- Work order:
Give the data again exactly as it appears.

[Extracted data entries]
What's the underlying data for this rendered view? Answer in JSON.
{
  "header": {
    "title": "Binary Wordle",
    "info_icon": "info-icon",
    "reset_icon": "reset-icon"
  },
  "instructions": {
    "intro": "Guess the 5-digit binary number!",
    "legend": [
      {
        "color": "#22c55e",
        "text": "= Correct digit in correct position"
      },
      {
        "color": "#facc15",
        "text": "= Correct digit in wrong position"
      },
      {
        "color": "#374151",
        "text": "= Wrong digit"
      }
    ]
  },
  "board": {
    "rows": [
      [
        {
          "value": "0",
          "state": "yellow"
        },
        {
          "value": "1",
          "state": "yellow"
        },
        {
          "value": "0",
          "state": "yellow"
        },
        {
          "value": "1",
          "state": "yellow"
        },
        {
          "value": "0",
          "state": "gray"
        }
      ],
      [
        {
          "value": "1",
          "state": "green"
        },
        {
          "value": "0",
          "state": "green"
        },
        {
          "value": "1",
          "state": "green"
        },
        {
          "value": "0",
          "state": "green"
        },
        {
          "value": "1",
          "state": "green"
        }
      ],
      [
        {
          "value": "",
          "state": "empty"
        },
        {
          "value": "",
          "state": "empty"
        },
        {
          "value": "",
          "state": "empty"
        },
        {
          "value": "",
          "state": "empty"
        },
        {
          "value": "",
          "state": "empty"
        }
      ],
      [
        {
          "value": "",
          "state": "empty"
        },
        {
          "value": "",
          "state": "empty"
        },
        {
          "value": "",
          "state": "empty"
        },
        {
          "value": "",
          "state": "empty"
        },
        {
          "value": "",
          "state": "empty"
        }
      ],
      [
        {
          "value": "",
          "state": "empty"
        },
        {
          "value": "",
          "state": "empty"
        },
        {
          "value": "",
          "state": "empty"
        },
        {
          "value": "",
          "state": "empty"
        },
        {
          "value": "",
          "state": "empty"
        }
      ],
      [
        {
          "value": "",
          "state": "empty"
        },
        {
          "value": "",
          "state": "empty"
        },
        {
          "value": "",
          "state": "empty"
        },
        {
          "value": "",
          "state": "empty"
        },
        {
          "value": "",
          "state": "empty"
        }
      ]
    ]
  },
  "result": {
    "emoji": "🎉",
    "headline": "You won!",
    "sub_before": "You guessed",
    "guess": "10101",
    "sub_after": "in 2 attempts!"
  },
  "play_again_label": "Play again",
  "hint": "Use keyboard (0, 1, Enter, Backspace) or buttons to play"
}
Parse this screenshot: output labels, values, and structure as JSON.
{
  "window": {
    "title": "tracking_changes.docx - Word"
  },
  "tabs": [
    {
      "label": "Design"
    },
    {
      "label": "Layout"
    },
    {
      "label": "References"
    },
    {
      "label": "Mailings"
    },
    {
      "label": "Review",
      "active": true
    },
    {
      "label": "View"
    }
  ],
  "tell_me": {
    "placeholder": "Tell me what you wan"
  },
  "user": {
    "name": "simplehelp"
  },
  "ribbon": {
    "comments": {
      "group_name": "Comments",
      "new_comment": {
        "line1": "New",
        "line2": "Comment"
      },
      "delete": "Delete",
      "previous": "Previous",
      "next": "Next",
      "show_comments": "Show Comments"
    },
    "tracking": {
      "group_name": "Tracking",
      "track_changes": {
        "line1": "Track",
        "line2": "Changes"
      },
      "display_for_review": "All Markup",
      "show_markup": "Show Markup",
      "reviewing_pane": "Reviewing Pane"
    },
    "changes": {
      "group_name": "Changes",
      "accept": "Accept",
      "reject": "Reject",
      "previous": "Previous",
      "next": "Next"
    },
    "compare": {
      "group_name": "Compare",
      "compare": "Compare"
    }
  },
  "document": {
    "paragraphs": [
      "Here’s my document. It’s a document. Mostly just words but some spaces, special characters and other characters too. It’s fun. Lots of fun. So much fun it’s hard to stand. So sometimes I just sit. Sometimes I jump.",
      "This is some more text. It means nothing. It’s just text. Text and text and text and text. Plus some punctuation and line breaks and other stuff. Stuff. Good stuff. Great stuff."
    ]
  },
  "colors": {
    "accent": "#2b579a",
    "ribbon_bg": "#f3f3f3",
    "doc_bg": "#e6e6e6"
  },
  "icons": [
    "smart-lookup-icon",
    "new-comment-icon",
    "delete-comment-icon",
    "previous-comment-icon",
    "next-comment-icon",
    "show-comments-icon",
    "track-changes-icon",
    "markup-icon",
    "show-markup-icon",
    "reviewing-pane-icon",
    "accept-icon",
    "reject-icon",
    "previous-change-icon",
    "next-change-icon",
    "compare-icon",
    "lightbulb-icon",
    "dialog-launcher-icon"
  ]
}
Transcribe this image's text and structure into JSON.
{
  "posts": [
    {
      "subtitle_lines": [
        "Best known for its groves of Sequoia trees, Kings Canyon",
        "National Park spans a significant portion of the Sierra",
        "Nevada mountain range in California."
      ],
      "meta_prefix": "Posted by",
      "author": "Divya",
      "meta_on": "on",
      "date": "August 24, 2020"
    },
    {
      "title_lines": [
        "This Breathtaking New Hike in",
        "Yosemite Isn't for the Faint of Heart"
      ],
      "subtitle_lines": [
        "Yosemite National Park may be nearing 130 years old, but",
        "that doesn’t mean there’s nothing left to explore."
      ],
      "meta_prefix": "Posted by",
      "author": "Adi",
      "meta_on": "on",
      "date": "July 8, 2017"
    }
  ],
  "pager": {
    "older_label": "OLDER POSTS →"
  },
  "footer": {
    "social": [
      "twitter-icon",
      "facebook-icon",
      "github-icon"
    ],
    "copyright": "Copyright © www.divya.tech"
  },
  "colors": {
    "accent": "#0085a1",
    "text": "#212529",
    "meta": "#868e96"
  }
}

- Solution to this problem:
What's the underlying data for this rendered view? Answer in JSON.
{
  "header": {
    "title": "Binary Wordle",
    "info_icon": "info-icon",
    "reset_icon": "reset-icon"
  },
  "instructions": {
    "intro": "Guess the 5-digit binary number!",
    "legend": [
      {
        "color": "#22c55e",
        "text": "= Correct digit in correct position"
      },
      {
        "color": "#facc15",
        "text": "= Correct digit in wrong position"
      },
      {
        "color": "#374151",
        "text": "= Wrong digit"
      }
    ]
  },
  "board": {
    "rows": [
      [
        {
          "value": "0",
          "state": "yellow"
        },
        {
          "value": "1",
          "state": "yellow"
        },
        {
          "value": "0",
          "state": "yellow"
        },
        {
          "value": "1",
          "state": "yellow"
        },
        {
          "value": "0",
          "state": "gray"
        }
      ],
      [
        {
          "value": "1",
          "state": "green"
        },
        {
          "value": "0",
          "state": "green"
        },
        {
          "value": "1",
          "state": "green"
        },
        {
          "value": "0",
          "state": "green"
        },
        {
          "value": "1",
          "state": "green"
        }
      ],
      [
        {
          "value": "",
          "state": "empty"
        },
        {
          "value": "",
          "state": "empty"
        },
        {
          "value": "",
          "state": "empty"
        },
        {
          "value": "",
          "state": "empty"
        },
        {
          "value": "",
          "state": "empty"
        }
      ],
      [
        {
          "value": "",
          "state": "empty"
        },
        {
          "value": "",
          "state": "empty"
        },
        {
          "value": "",
          "state": "empty"
        },
        {
          "value": "",
          "state": "empty"
        },
        {
          "value": "",
          "state": "empty"
        }
      ],
      [
        {
          "value": "",
          "state": "empty"
        },
        {
          "value": "",
          "state": "empty"
        },
        {
          "value": "",
          "state": "empty"
        },
        {
          "value": "",
          "state": "empty"
        },
        {
          "value": "",
          "state": "empty"
        }
      ],
      [
        {
          "value": "",
          "state": "empty"
        },
        {
          "value": "",
          "state": "empty"
        },
        {
          "value": "",
          "state": "empty"
        },
        {
          "value": "",
          "state": "empty"
        },
        {
          "value": "",
          "state": "empty"
        }
      ]
    ]
  },
  "result": {
    "emoji": "🎉",
    "headline": "You won!",
    "sub_before": "You guessed",
    "guess": "10101",
    "sub_after": "in 2 attempts!"
  },
  "play_again_label": "Play again",
  "hint": "Use keyboard (0, 1, Enter, Backspace) or buttons to play"
}
Parse this screenshot: output labels, values, and structure as JSON.
{
  "window": {
    "title": "tracking_changes.docx - Word"
  },
  "tabs": [
    {
      "label": "Design"
    },
    {
      "label": "Layout"
    },
    {
      "label": "References"
    },
    {
      "label": "Mailings"
    },
    {
      "label": "Review",
      "active": true
    },
    {
      "label": "View"
    }
  ],
  "tell_me": {
    "placeholder": "Tell me what you wan"
  },
  "user": {
    "name": "simplehelp"
  },
  "ribbon": {
    "comments": {
      "group_name": "Comments",
      "new_comment": {
        "line1": "New",
        "line2": "Comment"
      },
      "delete": "Delete",
      "previous": "Previous",
      "next": "Next",
      "show_comments": "Show Comments"
    },
    "tracking": {
      "group_name": "Tracking",
      "track_changes": {
        "line1": "Track",
        "line2": "Changes"
      },
      "display_for_review": "All Markup",
      "show_markup": "Show Markup",
      "reviewing_pane": "Reviewing Pane"
    },
    "changes": {
      "group_name": "Changes",
      "accept": "Accept",
      "reject": "Reject",
      "previous": "Previous",
      "next": "Next"
    },
    "compare": {
      "group_name": "Compare",
      "compare": "Compare"
    }
  },
  "document": {
    "paragraphs": [
      "Here’s my document. It’s a document. Mostly just words but some spaces, special characters and other characters too. It’s fun. Lots of fun. So much fun it’s hard to stand. So sometimes I just sit. Sometimes I jump.",
      "This is some more text. It means nothing. It’s just text. Text and text and text and text. Plus some punctuation and line breaks and other stuff. Stuff. Good stuff. Great stuff."
    ]
  },
  "colors": {
    "accent": "#2b579a",
    "ribbon_bg": "#f3f3f3",
    "doc_bg": "#e6e6e6"
  },
  "icons": [
    "smart-lookup-icon",
    "new-comment-icon",
    "delete-comment-icon",
    "previous-comment-icon",
    "next-comment-icon",
    "show-comments-icon",
    "track-changes-icon",
    "markup-icon",
    "show-markup-icon",
    "reviewing-pane-icon",
    "accept-icon",
    "reject-icon",
    "previous-change-icon",
    "next-change-icon",
    "compare-icon",
    "lightbulb-icon",
    "dialog-launcher-icon"
  ]
}
Transcribe this image's text and structure into JSON.
{
  "posts": [
    {
      "subtitle_lines": [
        "Best known for its groves of Sequoia trees, Kings Canyon",
        "National Park spans a significant portion of the Sierra",
        "Nevada mountain range in California."
      ],
      "meta_prefix": "Posted by",
      "author": "Divya",
      "meta_on": "on",
      "date": "August 24, 2020"
    },
    {
      "title_lines": [
        "This Breathtaking New Hike in",
        "Yosemite Isn't for the Faint of Heart"
      ],
      "subtitle_lines": [
        "Yosemite National Park may be nearing 130 years old, but",
        "that doesn’t mean there’s nothing left to explore."
      ],
      "meta_prefix": "Posted by",
      "author": "Adi",
      "meta_on": "on",
      "date": "July 8, 2017"
    }
  ],
  "pager": {
    "older_label": "OLDER POSTS →"
  },
  "footer": {
    "social": [
      "twitter-icon",
      "facebook-icon",
      "github-icon"
    ],
    "copyright": "Copyright © www.divya.tech"
  },
  "colors": {
    "accent": "#0085a1",
    "text": "#212529",
    "meta": "#868e96"
  }
}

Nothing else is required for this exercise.